I'm not trying to change your mind, I'm just trying to point out that is not a straightforward as you make out. You have not explained, for example, what should happen if Tesla's stock were to drop by 90% due to a competitor successfully overtaking team as market leader, or someone inventing a better battery. This scenario is not far fetched, it has happened before. What should the tax man do then? Give Elon a tax rebate?
The real issue here is that entrpreneur billionaires are really not as wealthy as the press makes out. They have an asset that is superficially given a $ value by a market - but it is not really worth anything other than control over the company's future. They do sometimes sell stock (those loans need to be serviced!) and when they do sell stock they do pay taxes like everyone else. Ditto when they exercise options. But they can never convert all their shares into cash. And the companies they run provide jobs which generate all kinds of indirect taxes. To tax them based on the value of their company would force them to sell stock to pay the tax - thereby eroding their control over their company over time. How is that fair, or a good idea?

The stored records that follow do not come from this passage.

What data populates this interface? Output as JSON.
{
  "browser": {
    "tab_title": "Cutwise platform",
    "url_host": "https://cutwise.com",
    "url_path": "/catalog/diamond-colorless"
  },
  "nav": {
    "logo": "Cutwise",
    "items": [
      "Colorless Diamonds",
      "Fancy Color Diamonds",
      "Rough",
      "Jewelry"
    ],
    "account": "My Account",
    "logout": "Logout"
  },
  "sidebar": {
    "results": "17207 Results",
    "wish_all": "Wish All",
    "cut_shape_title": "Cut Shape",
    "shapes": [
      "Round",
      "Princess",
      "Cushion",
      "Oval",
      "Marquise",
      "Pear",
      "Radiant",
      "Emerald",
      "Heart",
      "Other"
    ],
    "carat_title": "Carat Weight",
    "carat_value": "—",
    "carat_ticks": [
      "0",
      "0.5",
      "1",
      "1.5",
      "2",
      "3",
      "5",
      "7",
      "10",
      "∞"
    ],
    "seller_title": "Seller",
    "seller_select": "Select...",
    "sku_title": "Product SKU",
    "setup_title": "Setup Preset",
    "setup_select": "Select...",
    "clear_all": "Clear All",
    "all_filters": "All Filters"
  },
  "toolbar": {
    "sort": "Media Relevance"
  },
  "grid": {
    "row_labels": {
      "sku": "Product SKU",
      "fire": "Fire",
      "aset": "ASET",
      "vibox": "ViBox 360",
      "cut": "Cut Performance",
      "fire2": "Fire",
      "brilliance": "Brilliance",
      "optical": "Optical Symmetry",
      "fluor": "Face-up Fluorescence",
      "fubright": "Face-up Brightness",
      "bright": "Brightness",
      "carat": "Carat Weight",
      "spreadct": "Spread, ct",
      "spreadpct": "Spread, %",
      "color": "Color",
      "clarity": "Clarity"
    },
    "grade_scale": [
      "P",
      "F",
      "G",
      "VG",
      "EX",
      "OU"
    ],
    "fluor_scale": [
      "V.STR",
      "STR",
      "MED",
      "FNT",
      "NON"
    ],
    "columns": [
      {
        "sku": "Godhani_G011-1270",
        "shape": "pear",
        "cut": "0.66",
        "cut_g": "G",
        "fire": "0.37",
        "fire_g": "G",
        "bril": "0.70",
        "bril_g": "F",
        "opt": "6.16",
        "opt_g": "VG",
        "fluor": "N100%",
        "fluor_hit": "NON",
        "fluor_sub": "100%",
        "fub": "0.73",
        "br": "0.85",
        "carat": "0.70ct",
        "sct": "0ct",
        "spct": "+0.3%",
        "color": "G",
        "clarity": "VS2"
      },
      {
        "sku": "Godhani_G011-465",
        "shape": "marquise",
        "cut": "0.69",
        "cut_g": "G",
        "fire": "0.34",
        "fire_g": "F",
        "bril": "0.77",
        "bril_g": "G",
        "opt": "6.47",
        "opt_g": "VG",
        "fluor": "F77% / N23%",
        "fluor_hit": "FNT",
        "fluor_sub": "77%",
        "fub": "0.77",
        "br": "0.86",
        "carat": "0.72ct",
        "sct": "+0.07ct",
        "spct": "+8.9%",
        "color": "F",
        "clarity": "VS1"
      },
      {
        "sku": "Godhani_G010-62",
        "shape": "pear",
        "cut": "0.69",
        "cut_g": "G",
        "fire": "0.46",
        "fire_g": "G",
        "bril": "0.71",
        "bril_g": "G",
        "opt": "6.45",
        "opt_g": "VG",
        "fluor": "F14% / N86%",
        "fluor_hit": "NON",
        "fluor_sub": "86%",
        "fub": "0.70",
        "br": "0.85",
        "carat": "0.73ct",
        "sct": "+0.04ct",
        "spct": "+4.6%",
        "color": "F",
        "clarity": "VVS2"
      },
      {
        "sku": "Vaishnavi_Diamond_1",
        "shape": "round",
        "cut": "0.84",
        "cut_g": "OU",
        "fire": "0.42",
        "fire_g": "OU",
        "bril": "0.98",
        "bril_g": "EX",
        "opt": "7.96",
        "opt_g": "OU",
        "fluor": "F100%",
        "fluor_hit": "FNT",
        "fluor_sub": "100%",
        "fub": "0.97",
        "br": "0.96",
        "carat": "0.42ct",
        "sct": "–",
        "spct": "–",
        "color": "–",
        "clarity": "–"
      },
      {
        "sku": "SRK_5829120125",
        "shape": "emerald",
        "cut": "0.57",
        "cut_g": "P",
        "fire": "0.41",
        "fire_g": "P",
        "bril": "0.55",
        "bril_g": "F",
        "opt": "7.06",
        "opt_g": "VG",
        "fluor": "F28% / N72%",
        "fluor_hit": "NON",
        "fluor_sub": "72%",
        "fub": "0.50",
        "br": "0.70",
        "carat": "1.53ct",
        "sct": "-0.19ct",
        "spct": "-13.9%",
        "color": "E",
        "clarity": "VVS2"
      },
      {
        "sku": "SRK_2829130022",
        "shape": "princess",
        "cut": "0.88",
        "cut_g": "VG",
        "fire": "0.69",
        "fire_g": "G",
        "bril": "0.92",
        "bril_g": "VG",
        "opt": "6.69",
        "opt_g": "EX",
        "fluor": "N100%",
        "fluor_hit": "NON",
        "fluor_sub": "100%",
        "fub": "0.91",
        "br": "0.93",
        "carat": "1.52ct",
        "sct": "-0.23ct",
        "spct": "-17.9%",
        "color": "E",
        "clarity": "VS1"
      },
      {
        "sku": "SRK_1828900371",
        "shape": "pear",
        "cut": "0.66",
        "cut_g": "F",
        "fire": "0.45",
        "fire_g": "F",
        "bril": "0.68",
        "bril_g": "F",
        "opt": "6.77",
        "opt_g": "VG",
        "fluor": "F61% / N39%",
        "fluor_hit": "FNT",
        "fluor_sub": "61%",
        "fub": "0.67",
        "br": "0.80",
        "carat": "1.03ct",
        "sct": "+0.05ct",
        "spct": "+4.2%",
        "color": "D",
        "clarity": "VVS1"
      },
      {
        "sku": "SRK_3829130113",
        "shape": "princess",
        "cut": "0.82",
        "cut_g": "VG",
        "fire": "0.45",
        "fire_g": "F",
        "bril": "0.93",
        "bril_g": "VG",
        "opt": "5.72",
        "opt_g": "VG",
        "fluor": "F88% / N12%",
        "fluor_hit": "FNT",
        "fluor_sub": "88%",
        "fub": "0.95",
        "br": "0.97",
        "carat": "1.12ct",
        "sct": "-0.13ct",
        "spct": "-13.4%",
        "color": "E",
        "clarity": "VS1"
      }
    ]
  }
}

Bottom line is: your idea that stock is used as a tax haven is completely misplaced.